For the week, the Dow Jones Industrial Average dropped 2.0% to close at 32,944 while the S&P 500 Index fell 2.9% to close at 4,204. The Nasdaq Composite Index plunged 3.5% to close at 12,843.

This Week

The producer price index (PPI) for February is expected to jump 10% year-over-year, the biggest increase ever since the annual data was first calculated in 2010. Retail sales in February are forecast to increase modestly after posting a big increase in January while leading economic indicators are also expected to show a modest increase. Housing starts and existing home sales for February are expected to approximate last month’s totals and remain healthy despite higher mortgage rates and supply shortages.

The Federal Open Market Committee (FOMC) meets this week and is expected to raise the federal funds interest rate by a quarter of a percentage point to 0.25% -0.5%, the first increase in the rate since December 2018 and what is likely to be the first in a series of rate hikes aimed at reducing inflation and normalizing monetary policy. The Bank of Japan (BOJ) also announces its monetary policy decision and is expected to leave its benchmark interest rate unchanged at negative 0.1%.

The most notable companies that are scheduled to report quarterly earnings this week are Land’s End, Dollar General, GameStop, Lennar, FedEx and Accenture.

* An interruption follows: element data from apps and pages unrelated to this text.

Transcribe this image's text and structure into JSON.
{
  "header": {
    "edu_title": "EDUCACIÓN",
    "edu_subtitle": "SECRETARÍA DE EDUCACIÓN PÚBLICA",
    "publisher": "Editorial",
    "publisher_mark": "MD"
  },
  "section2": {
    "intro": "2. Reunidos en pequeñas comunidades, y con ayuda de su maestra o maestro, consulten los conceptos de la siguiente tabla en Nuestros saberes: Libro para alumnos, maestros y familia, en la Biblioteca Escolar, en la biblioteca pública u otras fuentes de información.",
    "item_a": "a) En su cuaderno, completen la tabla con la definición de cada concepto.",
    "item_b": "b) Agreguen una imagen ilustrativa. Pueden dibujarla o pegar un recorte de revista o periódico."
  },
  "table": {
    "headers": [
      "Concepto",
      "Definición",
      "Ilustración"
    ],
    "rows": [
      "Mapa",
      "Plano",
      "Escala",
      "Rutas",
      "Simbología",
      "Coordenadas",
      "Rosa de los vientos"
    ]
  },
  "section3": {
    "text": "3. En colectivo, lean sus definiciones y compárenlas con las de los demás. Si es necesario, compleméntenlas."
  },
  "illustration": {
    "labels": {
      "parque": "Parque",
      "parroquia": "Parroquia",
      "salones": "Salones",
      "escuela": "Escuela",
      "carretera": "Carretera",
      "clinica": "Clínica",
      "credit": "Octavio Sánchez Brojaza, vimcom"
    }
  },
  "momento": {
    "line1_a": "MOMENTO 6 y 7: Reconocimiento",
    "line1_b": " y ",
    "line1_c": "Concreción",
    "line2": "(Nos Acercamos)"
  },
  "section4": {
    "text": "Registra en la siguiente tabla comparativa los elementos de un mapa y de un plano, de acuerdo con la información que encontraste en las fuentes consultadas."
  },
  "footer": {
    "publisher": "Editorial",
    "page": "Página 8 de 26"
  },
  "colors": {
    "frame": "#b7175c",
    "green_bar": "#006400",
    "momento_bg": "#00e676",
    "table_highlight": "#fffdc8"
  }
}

Portfolio Strategy

Normally, the Federal Reserve Open Market Committee (FOMC) meeting is the most anticipated and significant event when it occurs, but this week the primary focus will again be on the war in Ukraine, which has roiled oil markets and caused commodity prices to soar. During his testimony before Congress, Federal Reserve Chairman Jerome Powell basically telegraphed his intention to raise interest rates by 25 basis points (a basis point is one hundredth of one percent) at the March meeting and that is the expectation this week. There should be little reaction from the markets to this increase as inflation has been red hot and is expected to remain high over the near term. What the markets will be focused on, however, is what revisions the Fed has made in its forecast for interest rates, inflation and the economy. While the Fed must tighten monetary policy in order to combat soaring inflation, it also must consider the ongoing crisis in Ukraine and the increased risk that surging oil prices could slow the economy. With this in mind, the Fed will leave open the possibility that it will limit the number of interest rate hikes this year and next depending on inflation and economic data. The Fed might also decide that it must postpone reducing its $9 trillion balance sheet if it would have negative effects on the economy. Needless to say, the Fed is in a tough spot and will need to thread the needle in whatever policy moves it makes. But one thing is certain: the impact of Russian sanctions on commodities markets and the uncertainty of the outcome of the Ukraine-Russia conflict will undoubtedly continue to keep markets volatile.